Avalon’s offices would remain closed for about a week and a half. I tried to stay off my feet and let them heal, but the need to be ambulatory prevailed and I resumed walking around. Unfortunately, my gait was much altered by what I’d endured, which led to a series of foot, ankle, calf, hamstring, and leg injuries over the next couple years. Damage to the #1, 2, and 3 subway lines in lower Manhattan was so serious that my longer commute was lengthened further; a trip that used to take 30-40 minutes often ran to 90 minutes or longer, with a lot more walking required every day. It was a horrible burden every day to come to work in the same neighborhood with the toxic brew a few blocks west that was already making recovery workers on the pile ill. For some reason, cold air seemed to magnify the odor that drifted eastward in the neighborhood. On winter evenings, I would leave the office and rush down in to the subway station, covering my mouth with a handkerchief to cut the horrible, vile crippling smell that I knew contained a mix of plastics, circuit boards, burnt upholstery, carpets and human remains.
A new normal kind of took over, but nothing really seemed normal anymore. I read about and followed the 9/11 Commission and was appalled at what had been the Bush administration’s failure to heed urgent warnings from counter-terrorism officials, as we were reminded again this morning with Kurt Eichenwald’s NY Times Op-Ed, The Deafness Before the Storm. I was deeply and personally offended when Bush held his 2004 convention in NYC, using the still-healing city as a backdrop for his bogus triumphalism. He and Dick Cheney claimed to have kept us safe–except I always hastened to add–when they had failed, big time. I was enormously relieved when Avalon moved offices again, back into Chelsea, a welcome removal from the still-stricken neighborhood downtown.

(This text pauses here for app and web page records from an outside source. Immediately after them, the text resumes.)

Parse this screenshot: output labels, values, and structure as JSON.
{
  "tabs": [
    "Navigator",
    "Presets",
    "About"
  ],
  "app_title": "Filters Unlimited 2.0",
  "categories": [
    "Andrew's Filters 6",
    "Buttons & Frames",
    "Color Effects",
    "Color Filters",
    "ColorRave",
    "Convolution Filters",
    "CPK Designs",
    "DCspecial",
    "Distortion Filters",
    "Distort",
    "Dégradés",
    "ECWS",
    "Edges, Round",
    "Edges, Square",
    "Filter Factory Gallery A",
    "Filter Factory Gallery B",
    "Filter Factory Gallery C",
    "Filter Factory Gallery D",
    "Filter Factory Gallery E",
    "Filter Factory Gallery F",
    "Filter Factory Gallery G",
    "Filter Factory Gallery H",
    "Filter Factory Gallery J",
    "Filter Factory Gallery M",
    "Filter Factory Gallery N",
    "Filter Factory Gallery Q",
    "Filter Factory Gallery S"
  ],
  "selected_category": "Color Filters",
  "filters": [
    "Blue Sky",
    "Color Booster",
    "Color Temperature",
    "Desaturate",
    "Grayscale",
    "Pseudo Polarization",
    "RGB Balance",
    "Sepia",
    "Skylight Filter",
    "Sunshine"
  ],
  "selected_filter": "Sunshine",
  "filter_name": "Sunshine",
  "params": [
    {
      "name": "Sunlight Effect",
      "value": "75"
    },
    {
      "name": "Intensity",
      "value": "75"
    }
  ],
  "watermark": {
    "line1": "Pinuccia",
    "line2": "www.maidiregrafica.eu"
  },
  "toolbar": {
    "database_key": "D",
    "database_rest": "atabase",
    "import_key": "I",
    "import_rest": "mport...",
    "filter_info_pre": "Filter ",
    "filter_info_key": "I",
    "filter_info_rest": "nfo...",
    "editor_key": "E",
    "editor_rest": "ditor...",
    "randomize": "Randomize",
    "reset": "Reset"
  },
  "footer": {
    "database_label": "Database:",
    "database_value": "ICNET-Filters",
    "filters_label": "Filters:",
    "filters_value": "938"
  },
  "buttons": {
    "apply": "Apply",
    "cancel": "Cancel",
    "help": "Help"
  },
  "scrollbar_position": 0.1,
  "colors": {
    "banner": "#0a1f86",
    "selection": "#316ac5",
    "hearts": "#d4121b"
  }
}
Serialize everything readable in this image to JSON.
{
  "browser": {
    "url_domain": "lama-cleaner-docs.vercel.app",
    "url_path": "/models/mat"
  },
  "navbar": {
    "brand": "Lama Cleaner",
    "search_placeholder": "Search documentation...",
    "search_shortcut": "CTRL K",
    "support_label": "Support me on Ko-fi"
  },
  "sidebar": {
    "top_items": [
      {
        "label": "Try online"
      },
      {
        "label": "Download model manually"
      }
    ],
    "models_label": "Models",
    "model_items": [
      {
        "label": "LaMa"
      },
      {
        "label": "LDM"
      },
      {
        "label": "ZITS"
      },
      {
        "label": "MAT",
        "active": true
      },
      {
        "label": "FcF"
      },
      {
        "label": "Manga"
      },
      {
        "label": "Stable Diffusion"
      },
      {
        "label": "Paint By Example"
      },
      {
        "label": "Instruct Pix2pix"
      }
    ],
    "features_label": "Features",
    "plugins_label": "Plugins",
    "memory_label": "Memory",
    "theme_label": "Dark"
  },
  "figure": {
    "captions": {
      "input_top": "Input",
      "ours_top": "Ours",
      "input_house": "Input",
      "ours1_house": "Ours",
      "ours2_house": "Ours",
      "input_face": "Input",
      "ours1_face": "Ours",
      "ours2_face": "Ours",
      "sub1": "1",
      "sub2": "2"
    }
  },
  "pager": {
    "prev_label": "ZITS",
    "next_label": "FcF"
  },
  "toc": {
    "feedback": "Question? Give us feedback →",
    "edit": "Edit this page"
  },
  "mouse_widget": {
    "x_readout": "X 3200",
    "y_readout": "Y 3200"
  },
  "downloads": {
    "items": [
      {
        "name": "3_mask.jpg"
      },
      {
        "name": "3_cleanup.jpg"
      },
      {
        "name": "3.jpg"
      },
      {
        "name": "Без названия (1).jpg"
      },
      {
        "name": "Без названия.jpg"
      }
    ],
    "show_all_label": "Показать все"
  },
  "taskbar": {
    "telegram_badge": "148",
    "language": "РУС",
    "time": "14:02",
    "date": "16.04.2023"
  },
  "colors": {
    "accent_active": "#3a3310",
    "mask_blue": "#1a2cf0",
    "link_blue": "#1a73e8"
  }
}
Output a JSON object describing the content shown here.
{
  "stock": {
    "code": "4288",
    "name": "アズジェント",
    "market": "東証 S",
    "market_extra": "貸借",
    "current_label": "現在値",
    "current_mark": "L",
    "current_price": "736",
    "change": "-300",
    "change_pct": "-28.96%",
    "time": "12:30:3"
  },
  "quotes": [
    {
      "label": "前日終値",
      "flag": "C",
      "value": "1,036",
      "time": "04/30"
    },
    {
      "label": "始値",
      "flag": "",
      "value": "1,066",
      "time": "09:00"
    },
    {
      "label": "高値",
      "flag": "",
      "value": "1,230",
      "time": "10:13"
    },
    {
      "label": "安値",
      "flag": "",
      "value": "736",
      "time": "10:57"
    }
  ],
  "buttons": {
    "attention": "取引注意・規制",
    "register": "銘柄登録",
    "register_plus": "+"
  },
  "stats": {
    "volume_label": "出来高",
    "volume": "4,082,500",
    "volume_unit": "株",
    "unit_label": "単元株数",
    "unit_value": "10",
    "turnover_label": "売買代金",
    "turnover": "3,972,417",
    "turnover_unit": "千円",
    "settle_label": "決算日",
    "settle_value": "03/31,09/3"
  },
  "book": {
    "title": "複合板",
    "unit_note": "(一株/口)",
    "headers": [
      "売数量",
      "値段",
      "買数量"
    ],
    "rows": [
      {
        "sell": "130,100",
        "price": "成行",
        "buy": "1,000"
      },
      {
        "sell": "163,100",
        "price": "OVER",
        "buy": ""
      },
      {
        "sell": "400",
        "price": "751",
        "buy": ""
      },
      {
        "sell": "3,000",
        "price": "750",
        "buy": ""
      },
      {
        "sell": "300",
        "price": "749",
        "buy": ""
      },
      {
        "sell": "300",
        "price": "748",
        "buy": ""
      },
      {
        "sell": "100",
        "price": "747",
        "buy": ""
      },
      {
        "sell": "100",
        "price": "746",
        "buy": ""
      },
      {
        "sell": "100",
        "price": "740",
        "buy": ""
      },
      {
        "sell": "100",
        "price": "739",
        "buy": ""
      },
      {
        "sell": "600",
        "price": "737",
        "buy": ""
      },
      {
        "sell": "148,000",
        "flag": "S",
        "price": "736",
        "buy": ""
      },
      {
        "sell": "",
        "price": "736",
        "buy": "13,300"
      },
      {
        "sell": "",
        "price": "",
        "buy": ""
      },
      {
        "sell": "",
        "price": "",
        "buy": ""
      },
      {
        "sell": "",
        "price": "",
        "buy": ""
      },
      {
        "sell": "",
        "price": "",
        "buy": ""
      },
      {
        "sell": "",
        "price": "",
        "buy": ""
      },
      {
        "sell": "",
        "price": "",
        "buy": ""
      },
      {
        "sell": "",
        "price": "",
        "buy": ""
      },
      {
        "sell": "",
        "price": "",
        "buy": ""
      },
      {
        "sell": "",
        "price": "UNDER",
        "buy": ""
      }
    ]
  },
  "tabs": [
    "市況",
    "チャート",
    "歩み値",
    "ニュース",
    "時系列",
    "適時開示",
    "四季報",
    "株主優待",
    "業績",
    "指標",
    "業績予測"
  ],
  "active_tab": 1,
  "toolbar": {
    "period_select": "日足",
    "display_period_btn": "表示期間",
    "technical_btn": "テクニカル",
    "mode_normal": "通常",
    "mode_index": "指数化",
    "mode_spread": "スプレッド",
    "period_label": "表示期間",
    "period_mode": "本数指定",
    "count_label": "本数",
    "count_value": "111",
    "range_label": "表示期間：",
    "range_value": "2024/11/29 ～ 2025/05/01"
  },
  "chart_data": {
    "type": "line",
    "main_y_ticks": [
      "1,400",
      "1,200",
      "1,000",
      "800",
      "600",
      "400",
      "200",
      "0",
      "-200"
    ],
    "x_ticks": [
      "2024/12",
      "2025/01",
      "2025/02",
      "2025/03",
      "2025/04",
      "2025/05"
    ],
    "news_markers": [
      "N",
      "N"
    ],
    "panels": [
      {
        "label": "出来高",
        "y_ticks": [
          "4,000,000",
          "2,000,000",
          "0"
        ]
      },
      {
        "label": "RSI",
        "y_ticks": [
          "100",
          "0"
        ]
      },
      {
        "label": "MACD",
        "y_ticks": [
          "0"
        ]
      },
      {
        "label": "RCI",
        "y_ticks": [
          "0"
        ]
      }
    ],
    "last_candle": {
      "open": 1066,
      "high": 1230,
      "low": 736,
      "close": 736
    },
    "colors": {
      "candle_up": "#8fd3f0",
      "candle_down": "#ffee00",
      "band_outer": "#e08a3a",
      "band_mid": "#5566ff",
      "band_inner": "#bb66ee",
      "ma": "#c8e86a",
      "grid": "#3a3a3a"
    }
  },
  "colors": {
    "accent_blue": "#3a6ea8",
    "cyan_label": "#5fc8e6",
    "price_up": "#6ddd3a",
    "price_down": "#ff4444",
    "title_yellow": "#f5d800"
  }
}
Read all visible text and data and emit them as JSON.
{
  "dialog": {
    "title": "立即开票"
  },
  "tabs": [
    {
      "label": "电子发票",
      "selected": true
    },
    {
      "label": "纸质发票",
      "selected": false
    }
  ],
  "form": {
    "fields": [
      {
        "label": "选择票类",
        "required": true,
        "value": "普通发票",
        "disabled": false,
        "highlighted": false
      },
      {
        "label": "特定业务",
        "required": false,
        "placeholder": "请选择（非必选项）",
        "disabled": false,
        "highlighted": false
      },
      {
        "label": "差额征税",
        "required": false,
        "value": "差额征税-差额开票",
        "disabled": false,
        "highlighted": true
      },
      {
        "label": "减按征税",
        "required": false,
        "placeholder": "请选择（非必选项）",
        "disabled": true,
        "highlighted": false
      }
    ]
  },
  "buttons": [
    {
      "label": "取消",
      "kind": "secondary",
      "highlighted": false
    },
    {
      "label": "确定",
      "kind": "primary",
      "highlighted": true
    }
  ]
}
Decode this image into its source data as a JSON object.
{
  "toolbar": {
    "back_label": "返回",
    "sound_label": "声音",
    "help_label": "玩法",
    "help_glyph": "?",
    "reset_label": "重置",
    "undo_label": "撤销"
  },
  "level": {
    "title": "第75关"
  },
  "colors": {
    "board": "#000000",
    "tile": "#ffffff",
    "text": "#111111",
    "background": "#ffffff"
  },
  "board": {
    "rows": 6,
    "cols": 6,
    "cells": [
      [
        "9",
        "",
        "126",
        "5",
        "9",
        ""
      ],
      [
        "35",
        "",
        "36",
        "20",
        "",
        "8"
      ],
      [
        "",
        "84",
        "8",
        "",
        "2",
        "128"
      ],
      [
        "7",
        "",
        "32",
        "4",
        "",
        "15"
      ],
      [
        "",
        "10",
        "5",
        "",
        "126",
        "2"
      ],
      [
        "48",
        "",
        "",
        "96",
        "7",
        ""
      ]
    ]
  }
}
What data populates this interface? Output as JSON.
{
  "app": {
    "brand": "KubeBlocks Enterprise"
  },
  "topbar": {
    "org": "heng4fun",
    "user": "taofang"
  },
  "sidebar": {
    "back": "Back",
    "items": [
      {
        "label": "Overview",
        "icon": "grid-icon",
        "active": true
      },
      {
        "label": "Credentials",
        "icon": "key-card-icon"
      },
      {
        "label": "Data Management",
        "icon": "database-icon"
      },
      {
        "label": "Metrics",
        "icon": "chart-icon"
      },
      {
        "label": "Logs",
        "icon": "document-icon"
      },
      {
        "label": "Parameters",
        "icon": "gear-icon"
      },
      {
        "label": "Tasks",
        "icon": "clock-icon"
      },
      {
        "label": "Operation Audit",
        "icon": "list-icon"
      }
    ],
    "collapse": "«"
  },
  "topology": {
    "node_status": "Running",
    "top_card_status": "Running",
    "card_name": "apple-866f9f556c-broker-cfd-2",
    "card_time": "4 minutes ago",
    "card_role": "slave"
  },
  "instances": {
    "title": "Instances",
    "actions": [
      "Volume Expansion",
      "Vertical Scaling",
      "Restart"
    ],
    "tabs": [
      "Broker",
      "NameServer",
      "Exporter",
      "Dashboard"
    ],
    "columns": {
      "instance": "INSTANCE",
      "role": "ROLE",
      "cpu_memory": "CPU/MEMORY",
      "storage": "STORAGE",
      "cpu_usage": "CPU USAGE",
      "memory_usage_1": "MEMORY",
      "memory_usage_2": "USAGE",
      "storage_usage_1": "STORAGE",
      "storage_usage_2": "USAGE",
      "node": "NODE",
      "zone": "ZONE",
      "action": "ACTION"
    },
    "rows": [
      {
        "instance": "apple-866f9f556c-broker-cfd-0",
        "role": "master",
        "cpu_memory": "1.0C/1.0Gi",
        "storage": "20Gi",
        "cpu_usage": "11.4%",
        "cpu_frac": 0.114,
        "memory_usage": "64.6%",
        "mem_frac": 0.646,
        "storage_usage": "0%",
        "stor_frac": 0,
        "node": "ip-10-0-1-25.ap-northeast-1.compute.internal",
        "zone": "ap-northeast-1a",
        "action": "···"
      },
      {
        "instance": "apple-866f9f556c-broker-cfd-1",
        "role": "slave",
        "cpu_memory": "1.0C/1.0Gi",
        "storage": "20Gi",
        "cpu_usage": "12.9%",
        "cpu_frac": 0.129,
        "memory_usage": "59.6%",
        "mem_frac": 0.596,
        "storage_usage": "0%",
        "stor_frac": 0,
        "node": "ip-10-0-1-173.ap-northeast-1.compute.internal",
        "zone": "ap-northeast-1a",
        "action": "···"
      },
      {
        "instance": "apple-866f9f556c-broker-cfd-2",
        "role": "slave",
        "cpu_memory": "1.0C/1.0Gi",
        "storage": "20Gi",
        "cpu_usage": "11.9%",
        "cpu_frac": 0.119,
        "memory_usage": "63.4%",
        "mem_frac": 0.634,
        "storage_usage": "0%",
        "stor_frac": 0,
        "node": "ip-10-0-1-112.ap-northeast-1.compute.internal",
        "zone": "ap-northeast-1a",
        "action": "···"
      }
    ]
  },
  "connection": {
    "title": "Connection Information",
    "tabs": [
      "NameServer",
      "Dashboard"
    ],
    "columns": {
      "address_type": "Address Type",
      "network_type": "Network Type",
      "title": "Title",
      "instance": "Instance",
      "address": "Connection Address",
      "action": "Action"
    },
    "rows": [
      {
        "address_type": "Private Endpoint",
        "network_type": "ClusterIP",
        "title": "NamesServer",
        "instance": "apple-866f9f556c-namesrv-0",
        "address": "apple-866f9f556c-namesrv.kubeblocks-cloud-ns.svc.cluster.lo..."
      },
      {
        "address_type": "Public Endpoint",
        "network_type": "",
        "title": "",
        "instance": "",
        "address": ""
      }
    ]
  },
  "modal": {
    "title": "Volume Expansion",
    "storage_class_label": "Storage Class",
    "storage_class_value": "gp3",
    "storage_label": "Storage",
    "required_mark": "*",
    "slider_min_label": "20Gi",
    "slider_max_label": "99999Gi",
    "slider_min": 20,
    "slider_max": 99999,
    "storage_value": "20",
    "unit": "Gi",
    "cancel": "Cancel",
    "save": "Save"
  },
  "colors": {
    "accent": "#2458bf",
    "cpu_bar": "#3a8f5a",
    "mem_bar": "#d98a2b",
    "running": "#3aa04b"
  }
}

I didn’t suffer personal loss that day, but the mundane insults that many denizens of Gotham did endure—my leg injuries and lengthened commute standing for the ordinary pain of so many–were deeply hurtful, especially knowing that so many had lost so much more. Then came Bush’s invasion of Iraq, and the recession only seven years after 9/11—that’s some string of national bummers, as our politics became more and more corrosive. It’s hard to overcome feeling sad, but I do, mostly.
Each year on 9/11 our UWS neighborhood welcomes mourners, firefighters, police, and families to the Fireman’s Memorial on Riverside Drive at 100th Street. Last year, on the tenth anniversary, the day’s observances drew firefighter crews from all over the U.S., anglophone and francophone Canada, Scotland, France, and Australia. I’ll conclude this personal remembrance of September 11, 2001, and its aftermath by sharing nine of the photographs Kyle and I took at the special day last year. I will close by saying I hope your 9/11 anniversary this year, 2012, has been a soothing day. Shalom.